There are large collections of Persian pottery at the British Museum, the Hermitage Museum, the Royal Ontario Museum, and elsewhere. In 2013, the Royal Ontario Museum, in partnership with Brill Publishers in the Netherlands, published a special book about this art entitled "Persian Pottery in the First Global Age".
- "The History of Persian Ceramics". California Academy of Sciences. 2010-02-02. Retrieved 2014-07-09.
- Langer, William L., ed. (1972). An Encyclopedia of World History (5th ed.). Boston, MA: Houghton Mifflin Company. p. 17. ISBN 0-395-13592-3.
- Aruz, Joan (1992). The Royal City of Susa: Ancient Near Eastern Treasures in the Louvre. New York: Abrams. p. 26.
- Aruz, Joan (1992). The Royal City of Susa: Ancient Near Eastern Treasures in the Louvre. New York: Abrams. p. 29.
- McWilliams, Mary. "Bowl Inscribed with a Saying of 'Ali ibn Abi Talib". Harvard Art Museums. Retrieved 7 July 2015.
- Volov, Lis (1966). "Plaited Kufic on Samanid Epigraphic Pottery". Ars Orientalis. 6 (1966): 107-33.
- Piotrovsky & Rogers, 64–73
- Piotrovsky & Rogers, 78–93
- "Abu Zayd." In Grove Art Online. Oxford Art Online, (accessed February 5, 2012; subscription required).
- Canby (2009), 101-104, 121-123, 137-159
- Blair & Bloom, 171
- Blair & Bloom, 171
- Canby (2009), 162-163, 218-219
- "Persian Pottery in the First Global Age". Brill/ROM. Retrieved 2014-07-09.
- Blair, Sheila, and Bloom, Jonathan M., The Art and Architecture of Islam, 1250–1800, 1995, Yale University Press Pelican History of Art, ISBN 0300064659
- Canby, Sheila R. (ed), 2009, Shah Abbas; The Remaking of Iran, 2009, British Museum Press, ISBN 9780714124520
- Piotrovsky M.B. and Rogers, J.M. (eds), Heaven on Earth: Art from Islamic Lands, 2004, Prestel, ISBN 3791330551
- Important Pieces of Persian Pottery in London

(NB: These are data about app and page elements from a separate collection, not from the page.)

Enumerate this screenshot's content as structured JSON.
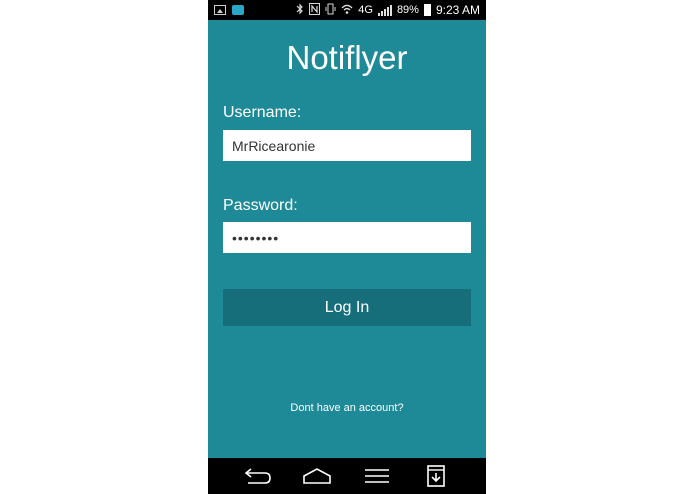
{
  "status_bar": {
    "notification_icons": [
      "image-icon",
      "mail-icon"
    ],
    "system_icons": [
      "bluetooth-icon",
      "nfc-icon",
      "vibrate-icon",
      "wifi-icon",
      "lte-icon",
      "signal-icon"
    ],
    "network_label": "4G",
    "battery_percent": "89%",
    "time": "9:23 AM"
  },
  "app": {
    "title": "Notiflyer",
    "username_label": "Username:",
    "username_value": "MrRicearonie",
    "password_label": "Password:",
    "password_value": "••••••••",
    "login_label": "Log In",
    "signup_link": "Dont have an account?"
  },
  "nav_bar": {
    "buttons": [
      "back-icon",
      "home-icon",
      "menu-icon",
      "download-icon"
    ]
  },
  "colors": {
    "background": "#1e8a98",
    "button": "#176e7b",
    "input_background": "#ffffff",
    "text": "#ffffff"
  }
}
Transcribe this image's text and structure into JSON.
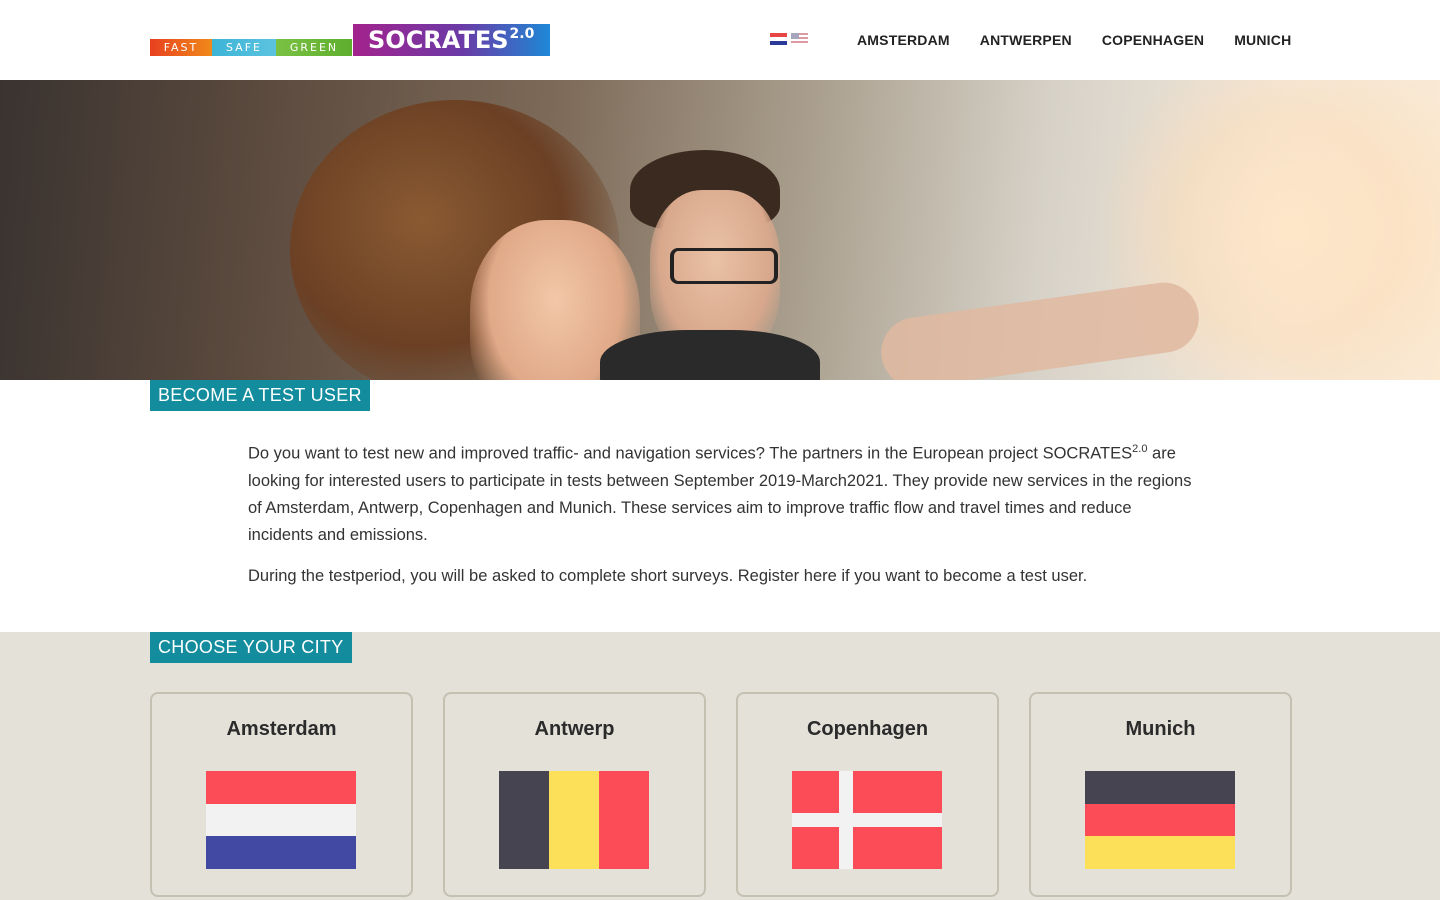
{
  "header": {
    "logo": {
      "taglines": [
        "FAST",
        "SAFE",
        "GREEN"
      ],
      "name": "SOCRATES",
      "version": "2.0"
    },
    "languages": [
      {
        "name": "dutch-flag-icon"
      },
      {
        "name": "us-flag-icon"
      }
    ],
    "nav": [
      "AMSTERDAM",
      "ANTWERPEN",
      "COPENHAGEN",
      "MUNICH"
    ]
  },
  "hero": {
    "image": "couple-driving-car-photo"
  },
  "test_user": {
    "heading": "BECOME A TEST USER",
    "paragraph1_before": "Do you want to test new and improved traffic- and navigation services?  The partners in the European project SOCRATES",
    "paragraph1_sup": "2.0",
    "paragraph1_after": " are looking for interested users to participate in tests between September 2019-March2021. They provide new services in the regions of Amsterdam, Antwerp, Copenhagen and Munich. These services aim to improve traffic flow and travel times and reduce incidents and emissions.",
    "paragraph2": "During the testperiod, you will be asked to complete short surveys. Register here if you want to become a test user."
  },
  "city_section": {
    "heading": "CHOOSE YOUR CITY",
    "cities": [
      {
        "name": "Amsterdam",
        "flag": "netherlands-flag"
      },
      {
        "name": "Antwerp",
        "flag": "belgium-flag"
      },
      {
        "name": "Copenhagen",
        "flag": "denmark-flag"
      },
      {
        "name": "Munich",
        "flag": "germany-flag"
      }
    ]
  },
  "colors": {
    "section_label": "#138c9d",
    "city_background": "#e3e1d8",
    "card_border": "#c4c1b2"
  }
}
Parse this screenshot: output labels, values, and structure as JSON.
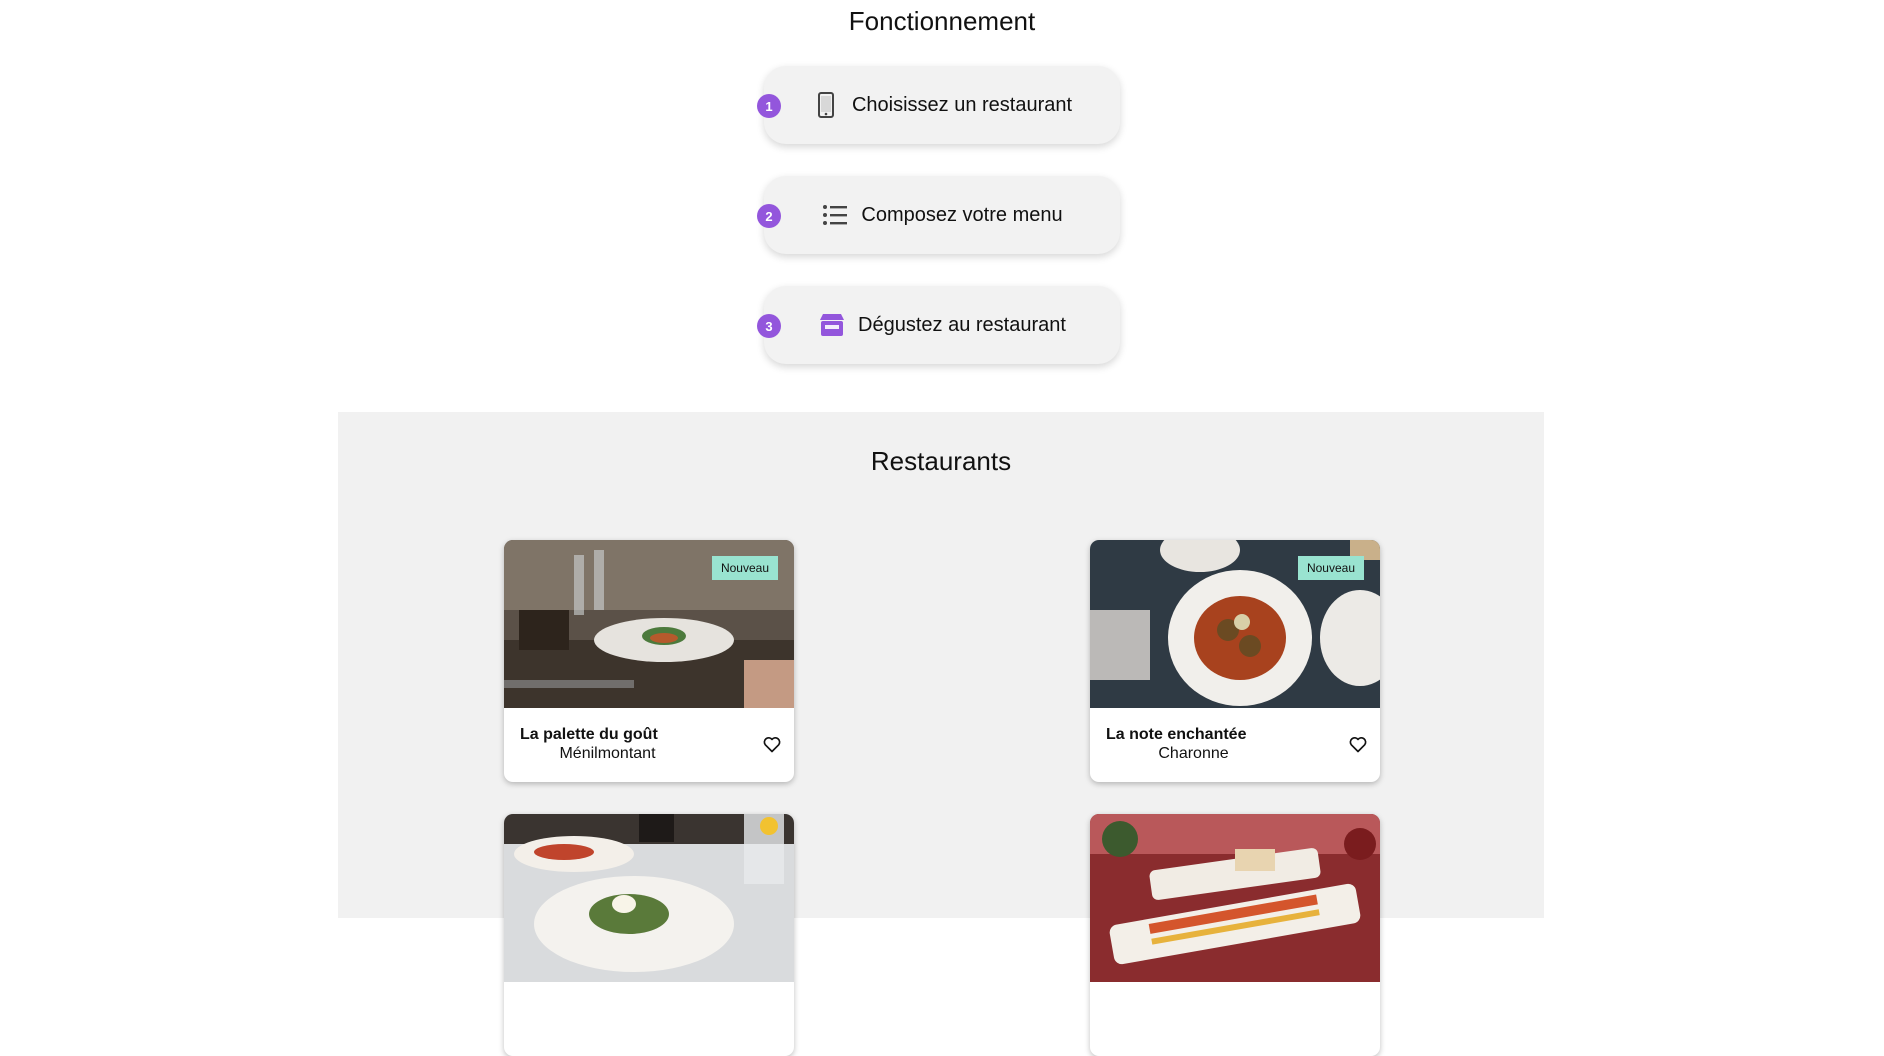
{
  "how_it_works": {
    "title": "Fonctionnement",
    "steps": [
      {
        "number": "1",
        "icon": "smartphone-icon",
        "label": "Choisissez un restaurant"
      },
      {
        "number": "2",
        "icon": "list-icon",
        "label": "Composez votre menu"
      },
      {
        "number": "3",
        "icon": "storefront-icon",
        "label": "Dégustez au restaurant"
      }
    ]
  },
  "restaurants": {
    "title": "Restaurants",
    "cards": [
      {
        "name": "La palette du goût",
        "area": "Ménilmontant",
        "badge": "Nouveau"
      },
      {
        "name": "La note enchantée",
        "area": "Charonne",
        "badge": "Nouveau"
      },
      {
        "name": "",
        "area": "",
        "badge": ""
      },
      {
        "name": "",
        "area": "",
        "badge": ""
      }
    ]
  },
  "colors": {
    "accent": "#9356dc",
    "badge_new": "#99e3d0",
    "section_bg": "#f1f1f1"
  }
}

- Fashion technique in Persian pottery - Metropolitan Museum
- Persian Miniatures & Pottery; an Exhibition at Brooklyn Museum in 1935